++++ SOURCE RECORDS

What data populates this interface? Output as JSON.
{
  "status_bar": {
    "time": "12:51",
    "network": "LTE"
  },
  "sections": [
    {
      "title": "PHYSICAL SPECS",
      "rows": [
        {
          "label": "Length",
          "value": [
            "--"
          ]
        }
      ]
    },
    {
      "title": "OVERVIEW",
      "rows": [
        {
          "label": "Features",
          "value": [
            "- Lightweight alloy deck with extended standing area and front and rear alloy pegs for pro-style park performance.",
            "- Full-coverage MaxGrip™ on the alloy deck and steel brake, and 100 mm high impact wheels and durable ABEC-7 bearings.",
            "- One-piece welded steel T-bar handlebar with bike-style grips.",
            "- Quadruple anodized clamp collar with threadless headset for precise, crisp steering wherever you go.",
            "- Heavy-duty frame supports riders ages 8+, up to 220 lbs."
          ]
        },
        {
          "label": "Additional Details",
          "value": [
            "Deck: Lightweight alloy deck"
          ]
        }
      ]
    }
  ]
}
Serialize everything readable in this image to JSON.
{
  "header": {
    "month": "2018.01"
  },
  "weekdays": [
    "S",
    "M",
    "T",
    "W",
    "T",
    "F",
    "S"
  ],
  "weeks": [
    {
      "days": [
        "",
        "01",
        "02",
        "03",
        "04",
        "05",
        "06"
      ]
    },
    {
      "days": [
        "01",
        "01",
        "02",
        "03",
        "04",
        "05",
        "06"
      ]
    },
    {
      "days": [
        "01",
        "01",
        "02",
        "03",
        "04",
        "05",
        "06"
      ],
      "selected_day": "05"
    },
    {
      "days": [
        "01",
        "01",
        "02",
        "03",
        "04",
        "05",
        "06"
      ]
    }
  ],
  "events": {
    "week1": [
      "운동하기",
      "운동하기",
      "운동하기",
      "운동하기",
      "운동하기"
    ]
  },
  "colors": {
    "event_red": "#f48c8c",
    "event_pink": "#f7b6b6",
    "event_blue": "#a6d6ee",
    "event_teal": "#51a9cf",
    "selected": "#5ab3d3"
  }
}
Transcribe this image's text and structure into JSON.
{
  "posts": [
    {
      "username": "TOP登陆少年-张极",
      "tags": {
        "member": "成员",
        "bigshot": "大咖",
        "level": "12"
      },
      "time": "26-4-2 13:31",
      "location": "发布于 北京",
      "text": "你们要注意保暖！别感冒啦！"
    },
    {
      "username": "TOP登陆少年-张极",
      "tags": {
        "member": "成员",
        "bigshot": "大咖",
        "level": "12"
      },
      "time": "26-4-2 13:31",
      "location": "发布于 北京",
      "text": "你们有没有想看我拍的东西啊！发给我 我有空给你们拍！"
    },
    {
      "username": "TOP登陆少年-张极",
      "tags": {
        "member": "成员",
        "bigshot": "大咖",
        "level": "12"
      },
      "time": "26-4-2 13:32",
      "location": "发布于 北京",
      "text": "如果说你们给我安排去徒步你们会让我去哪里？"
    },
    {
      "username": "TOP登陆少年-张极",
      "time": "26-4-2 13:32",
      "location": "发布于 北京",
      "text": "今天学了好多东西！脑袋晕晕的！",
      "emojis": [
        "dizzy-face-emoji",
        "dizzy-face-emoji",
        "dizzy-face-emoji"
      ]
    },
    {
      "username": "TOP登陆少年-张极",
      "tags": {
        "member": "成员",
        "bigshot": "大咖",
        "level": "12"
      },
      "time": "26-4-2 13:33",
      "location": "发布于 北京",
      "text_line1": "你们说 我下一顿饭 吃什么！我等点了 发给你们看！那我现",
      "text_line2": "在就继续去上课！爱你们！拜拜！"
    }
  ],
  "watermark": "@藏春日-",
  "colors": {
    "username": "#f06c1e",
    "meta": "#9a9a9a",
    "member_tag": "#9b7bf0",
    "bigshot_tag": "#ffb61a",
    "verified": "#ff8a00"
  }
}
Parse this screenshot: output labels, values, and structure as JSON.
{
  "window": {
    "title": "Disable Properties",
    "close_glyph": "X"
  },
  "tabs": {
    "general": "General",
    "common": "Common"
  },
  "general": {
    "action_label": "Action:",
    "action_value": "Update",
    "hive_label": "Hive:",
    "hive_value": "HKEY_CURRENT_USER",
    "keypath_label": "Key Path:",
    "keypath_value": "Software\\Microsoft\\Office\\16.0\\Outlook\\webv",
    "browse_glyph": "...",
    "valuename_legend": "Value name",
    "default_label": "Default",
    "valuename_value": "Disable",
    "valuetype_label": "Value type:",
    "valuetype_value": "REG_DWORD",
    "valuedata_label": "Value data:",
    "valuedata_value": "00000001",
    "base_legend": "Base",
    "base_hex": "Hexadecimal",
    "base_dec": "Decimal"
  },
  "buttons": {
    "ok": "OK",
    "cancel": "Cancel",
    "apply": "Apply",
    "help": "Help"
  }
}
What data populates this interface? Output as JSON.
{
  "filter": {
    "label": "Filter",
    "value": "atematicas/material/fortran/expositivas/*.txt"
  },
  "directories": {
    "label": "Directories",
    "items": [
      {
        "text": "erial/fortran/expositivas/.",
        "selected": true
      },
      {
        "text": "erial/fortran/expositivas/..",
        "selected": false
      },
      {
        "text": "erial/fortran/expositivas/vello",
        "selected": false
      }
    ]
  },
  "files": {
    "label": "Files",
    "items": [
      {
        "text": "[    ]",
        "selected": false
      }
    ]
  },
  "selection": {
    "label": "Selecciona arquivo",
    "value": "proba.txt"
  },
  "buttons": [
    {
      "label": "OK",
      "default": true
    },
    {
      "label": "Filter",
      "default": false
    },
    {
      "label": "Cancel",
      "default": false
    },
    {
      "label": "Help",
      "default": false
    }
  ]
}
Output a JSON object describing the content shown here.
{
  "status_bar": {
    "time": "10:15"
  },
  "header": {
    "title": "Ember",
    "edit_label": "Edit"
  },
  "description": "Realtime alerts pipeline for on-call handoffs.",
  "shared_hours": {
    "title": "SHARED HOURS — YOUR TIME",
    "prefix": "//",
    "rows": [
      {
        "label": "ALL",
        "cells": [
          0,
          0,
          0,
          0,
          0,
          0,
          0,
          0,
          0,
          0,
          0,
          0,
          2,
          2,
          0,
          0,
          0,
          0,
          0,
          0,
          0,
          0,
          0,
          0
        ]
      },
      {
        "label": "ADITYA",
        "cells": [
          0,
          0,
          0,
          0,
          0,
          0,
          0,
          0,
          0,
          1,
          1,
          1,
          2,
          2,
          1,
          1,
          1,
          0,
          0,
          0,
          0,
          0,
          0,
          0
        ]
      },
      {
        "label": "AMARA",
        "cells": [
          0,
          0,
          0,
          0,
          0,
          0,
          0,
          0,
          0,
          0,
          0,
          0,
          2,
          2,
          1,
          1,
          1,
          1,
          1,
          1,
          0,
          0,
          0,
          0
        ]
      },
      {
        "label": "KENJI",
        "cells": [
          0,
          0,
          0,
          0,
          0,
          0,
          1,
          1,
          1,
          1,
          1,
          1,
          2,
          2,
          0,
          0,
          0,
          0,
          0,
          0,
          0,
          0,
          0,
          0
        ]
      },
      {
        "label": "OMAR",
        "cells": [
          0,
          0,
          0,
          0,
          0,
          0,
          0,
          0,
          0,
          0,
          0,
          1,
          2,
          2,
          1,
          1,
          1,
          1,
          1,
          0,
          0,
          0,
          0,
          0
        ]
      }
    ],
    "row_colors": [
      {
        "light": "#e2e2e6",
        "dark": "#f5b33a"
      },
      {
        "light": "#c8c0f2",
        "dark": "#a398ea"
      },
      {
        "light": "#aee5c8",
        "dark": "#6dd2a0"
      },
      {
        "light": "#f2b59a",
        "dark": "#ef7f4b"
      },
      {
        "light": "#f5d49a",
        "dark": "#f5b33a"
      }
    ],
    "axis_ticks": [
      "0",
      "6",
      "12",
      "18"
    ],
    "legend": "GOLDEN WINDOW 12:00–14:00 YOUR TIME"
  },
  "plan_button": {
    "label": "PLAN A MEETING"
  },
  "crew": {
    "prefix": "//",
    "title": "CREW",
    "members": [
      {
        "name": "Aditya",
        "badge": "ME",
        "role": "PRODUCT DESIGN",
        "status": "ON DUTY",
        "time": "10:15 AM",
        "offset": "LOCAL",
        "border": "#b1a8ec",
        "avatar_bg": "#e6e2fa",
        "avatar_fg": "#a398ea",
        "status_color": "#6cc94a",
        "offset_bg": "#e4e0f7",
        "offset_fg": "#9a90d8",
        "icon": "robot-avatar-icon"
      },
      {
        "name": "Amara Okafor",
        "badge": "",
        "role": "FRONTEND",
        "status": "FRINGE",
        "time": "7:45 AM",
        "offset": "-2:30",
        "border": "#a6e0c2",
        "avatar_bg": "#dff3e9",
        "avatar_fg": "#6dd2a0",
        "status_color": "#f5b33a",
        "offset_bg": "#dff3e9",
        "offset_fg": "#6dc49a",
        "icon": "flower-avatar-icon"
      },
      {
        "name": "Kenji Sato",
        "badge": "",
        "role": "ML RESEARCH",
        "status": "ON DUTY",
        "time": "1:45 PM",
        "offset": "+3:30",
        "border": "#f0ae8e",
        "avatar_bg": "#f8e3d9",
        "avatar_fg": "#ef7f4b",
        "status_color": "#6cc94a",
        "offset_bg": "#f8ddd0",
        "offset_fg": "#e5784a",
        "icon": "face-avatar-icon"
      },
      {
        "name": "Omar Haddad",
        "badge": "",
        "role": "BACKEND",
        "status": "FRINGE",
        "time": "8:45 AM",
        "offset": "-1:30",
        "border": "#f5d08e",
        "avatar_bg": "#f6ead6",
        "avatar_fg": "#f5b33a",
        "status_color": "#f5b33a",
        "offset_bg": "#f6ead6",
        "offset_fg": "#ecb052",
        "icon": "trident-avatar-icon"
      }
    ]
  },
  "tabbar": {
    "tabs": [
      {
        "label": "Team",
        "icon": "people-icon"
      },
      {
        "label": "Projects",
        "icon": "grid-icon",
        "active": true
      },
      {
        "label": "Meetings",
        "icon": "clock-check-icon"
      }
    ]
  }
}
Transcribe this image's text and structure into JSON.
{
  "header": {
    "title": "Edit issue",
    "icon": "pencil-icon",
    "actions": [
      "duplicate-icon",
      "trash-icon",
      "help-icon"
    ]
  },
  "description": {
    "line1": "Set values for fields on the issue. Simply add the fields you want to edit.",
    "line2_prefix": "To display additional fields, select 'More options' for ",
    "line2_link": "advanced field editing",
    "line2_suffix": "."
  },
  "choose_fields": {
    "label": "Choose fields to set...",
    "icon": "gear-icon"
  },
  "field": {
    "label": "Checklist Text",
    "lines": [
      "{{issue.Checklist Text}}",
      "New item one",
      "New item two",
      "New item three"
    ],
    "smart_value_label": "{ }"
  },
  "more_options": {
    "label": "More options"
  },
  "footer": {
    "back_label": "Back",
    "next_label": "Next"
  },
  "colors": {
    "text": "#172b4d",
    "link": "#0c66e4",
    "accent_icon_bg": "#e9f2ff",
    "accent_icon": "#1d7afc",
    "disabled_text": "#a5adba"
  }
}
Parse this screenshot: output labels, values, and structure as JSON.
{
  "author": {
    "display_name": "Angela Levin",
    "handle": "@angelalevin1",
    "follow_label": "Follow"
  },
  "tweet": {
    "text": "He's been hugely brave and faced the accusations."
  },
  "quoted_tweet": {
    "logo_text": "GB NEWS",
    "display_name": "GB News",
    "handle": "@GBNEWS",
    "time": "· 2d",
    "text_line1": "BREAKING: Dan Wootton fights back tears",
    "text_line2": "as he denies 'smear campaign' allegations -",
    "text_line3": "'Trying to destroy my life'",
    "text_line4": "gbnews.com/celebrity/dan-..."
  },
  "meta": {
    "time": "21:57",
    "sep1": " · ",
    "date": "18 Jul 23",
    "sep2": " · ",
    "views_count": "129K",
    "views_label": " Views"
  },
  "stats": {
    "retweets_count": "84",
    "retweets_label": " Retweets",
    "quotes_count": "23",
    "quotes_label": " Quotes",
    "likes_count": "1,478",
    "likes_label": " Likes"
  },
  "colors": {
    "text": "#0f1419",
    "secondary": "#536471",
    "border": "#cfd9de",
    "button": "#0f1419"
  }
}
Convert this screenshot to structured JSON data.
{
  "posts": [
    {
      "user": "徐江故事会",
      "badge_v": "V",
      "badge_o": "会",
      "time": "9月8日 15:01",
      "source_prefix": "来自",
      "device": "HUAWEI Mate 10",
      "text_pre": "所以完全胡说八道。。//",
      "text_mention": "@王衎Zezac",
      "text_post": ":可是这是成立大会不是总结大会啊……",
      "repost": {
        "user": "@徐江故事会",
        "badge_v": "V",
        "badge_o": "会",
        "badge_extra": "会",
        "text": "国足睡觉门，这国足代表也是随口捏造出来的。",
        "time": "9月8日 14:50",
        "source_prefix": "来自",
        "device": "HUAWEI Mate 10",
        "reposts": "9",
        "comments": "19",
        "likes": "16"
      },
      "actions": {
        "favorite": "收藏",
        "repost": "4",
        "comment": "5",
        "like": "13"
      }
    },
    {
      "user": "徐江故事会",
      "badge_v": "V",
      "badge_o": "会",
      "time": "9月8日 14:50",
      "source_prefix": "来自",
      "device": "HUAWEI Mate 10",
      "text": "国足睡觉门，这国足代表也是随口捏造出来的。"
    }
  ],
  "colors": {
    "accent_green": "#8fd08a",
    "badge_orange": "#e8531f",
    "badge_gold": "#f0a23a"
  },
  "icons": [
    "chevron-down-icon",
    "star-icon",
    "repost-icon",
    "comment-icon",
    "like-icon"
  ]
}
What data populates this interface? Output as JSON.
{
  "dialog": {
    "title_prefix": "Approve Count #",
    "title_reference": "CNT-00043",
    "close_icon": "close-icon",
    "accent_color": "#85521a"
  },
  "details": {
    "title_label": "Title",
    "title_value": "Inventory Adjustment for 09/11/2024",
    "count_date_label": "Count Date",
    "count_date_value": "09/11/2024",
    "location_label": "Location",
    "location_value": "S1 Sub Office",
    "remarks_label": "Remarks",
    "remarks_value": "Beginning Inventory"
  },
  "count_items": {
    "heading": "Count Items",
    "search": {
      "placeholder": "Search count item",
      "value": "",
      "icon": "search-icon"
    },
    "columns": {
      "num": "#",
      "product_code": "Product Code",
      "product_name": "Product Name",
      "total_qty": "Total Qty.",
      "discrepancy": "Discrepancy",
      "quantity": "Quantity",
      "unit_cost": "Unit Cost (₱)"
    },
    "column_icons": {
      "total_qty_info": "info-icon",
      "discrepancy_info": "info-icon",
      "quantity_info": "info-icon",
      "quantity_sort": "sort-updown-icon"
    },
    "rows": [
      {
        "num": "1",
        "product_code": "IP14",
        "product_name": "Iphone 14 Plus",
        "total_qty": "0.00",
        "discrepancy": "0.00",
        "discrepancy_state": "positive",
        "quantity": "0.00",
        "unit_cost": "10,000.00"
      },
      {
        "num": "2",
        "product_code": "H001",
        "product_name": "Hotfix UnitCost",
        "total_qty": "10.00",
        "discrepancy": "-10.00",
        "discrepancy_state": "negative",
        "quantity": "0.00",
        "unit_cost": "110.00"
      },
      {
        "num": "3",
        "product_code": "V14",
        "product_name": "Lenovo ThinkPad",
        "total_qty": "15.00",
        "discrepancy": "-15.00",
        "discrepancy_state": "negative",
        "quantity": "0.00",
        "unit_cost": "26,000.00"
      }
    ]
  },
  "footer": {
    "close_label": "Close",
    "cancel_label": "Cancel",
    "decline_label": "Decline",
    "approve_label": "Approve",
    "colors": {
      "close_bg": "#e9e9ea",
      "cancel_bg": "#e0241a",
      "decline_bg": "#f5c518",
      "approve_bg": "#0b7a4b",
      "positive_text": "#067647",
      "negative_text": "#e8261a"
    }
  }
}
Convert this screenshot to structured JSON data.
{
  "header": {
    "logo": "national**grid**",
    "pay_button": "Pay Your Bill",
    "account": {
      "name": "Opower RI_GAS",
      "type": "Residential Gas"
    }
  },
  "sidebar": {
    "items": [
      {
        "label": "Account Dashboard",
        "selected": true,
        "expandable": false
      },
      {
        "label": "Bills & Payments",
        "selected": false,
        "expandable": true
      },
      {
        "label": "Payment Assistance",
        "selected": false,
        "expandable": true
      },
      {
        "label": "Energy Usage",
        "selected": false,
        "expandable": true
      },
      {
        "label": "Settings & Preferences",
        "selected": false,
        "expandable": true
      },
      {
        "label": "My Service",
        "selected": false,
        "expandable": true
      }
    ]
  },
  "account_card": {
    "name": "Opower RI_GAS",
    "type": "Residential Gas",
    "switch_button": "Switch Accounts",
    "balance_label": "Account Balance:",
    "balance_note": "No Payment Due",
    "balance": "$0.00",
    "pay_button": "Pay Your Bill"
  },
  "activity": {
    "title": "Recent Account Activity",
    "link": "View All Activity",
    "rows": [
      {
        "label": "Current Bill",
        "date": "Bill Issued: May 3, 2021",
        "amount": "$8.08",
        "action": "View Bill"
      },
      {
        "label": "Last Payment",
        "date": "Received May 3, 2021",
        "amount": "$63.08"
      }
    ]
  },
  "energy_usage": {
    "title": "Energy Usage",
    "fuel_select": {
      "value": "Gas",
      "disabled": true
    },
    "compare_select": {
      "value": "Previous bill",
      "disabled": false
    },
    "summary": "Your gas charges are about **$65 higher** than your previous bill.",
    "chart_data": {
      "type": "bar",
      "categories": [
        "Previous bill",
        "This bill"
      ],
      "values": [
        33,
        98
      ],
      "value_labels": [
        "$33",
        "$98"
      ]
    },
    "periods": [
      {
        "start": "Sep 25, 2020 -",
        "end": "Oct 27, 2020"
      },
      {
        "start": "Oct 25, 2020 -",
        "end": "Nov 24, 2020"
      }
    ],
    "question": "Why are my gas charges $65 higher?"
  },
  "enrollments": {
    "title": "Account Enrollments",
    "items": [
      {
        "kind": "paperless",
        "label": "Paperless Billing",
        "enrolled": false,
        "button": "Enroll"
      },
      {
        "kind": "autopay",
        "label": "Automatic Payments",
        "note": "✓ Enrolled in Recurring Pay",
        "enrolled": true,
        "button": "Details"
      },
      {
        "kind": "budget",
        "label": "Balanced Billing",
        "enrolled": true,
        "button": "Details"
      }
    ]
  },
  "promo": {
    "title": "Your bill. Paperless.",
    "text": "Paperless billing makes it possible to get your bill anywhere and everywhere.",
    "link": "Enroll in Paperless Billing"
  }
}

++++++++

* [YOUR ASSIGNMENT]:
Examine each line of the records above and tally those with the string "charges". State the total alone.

* [PROBLEM SOLUTION]:
2